→ **ACTIVITY**
Copy each line below that includes "this".

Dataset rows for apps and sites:
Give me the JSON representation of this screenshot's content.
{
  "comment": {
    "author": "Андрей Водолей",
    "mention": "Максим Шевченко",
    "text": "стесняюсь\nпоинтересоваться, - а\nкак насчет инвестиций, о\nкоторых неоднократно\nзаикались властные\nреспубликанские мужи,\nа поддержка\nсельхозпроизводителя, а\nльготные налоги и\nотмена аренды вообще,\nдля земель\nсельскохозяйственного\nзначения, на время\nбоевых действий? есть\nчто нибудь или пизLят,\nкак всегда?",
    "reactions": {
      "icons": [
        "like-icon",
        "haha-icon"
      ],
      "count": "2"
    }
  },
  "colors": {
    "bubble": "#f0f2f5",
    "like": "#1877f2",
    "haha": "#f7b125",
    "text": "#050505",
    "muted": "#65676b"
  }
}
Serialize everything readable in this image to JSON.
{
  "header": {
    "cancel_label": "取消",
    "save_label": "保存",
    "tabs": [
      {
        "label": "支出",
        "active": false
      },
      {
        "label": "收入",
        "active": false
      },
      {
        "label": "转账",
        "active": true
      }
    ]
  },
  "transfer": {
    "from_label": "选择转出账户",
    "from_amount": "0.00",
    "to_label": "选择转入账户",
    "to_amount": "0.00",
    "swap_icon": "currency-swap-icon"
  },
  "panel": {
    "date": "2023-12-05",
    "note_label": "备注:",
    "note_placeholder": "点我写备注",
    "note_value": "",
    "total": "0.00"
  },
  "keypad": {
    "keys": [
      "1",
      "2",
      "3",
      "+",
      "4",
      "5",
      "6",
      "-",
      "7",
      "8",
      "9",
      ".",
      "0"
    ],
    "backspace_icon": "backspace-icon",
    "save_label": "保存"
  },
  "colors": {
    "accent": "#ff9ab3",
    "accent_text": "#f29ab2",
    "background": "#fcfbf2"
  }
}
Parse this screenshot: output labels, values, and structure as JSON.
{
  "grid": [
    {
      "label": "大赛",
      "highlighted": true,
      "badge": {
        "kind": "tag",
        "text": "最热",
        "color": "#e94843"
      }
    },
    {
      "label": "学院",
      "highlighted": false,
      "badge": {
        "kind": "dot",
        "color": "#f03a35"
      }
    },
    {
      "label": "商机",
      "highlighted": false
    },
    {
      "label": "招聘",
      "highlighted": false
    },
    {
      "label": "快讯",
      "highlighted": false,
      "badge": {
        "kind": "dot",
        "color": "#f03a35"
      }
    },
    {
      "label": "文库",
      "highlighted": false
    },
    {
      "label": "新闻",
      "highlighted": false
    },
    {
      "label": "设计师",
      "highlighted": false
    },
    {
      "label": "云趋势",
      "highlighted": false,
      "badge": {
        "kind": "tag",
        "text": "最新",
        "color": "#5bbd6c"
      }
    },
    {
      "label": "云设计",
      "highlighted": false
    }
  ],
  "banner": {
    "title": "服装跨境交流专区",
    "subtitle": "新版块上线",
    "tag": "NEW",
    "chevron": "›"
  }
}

→ **YOUR SOLUTION**
Give me the JSON representation of this screenshot's content.
Serialize everything readable in this image to JSON.
Parse this screenshot: output labels, values, and structure as JSON.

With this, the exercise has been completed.